● Task goal
All records below are to be repeated precisely, with nothing added.

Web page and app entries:
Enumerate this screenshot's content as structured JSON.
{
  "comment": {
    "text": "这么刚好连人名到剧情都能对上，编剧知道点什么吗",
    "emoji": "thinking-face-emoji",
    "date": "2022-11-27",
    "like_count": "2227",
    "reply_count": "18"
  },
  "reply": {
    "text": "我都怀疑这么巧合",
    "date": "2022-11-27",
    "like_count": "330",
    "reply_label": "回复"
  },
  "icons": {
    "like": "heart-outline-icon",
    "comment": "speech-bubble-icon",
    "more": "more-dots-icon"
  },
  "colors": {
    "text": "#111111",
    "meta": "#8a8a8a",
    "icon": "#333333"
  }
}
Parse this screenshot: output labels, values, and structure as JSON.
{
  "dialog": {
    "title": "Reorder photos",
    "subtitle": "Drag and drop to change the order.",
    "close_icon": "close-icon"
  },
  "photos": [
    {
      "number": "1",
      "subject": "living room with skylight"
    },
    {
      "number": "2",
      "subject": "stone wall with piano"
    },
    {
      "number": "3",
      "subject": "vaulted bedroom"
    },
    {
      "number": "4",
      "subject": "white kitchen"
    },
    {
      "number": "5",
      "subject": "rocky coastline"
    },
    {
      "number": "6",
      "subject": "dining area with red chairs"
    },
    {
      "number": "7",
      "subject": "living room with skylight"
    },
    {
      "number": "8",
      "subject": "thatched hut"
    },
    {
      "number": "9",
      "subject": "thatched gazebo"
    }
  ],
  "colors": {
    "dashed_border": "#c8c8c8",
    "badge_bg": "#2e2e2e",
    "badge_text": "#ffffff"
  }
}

● Solution for this problem
Enumerate this screenshot's content as structured JSON.
{
  "comment": {
    "text": "这么刚好连人名到剧情都能对上，编剧知道点什么吗",
    "emoji": "thinking-face-emoji",
    "date": "2022-11-27",
    "like_count": "2227",
    "reply_count": "18"
  },
  "reply": {
    "text": "我都怀疑这么巧合",
    "date": "2022-11-27",
    "like_count": "330",
    "reply_label": "回复"
  },
  "icons": {
    "like": "heart-outline-icon",
    "comment": "speech-bubble-icon",
    "more": "more-dots-icon"
  },
  "colors": {
    "text": "#111111",
    "meta": "#8a8a8a",
    "icon": "#333333"
  }
}
Parse this screenshot: output labels, values, and structure as JSON.
{
  "dialog": {
    "title": "Reorder photos",
    "subtitle": "Drag and drop to change the order.",
    "close_icon": "close-icon"
  },
  "photos": [
    {
      "number": "1",
      "subject": "living room with skylight"
    },
    {
      "number": "2",
      "subject": "stone wall with piano"
    },
    {
      "number": "3",
      "subject": "vaulted bedroom"
    },
    {
      "number": "4",
      "subject": "white kitchen"
    },
    {
      "number": "5",
      "subject": "rocky coastline"
    },
    {
      "number": "6",
      "subject": "dining area with red chairs"
    },
    {
      "number": "7",
      "subject": "living room with skylight"
    },
    {
      "number": "8",
      "subject": "thatched hut"
    },
    {
      "number": "9",
      "subject": "thatched gazebo"
    }
  ],
  "colors": {
    "dashed_border": "#c8c8c8",
    "badge_bg": "#2e2e2e",
    "badge_text": "#ffffff"
  }
}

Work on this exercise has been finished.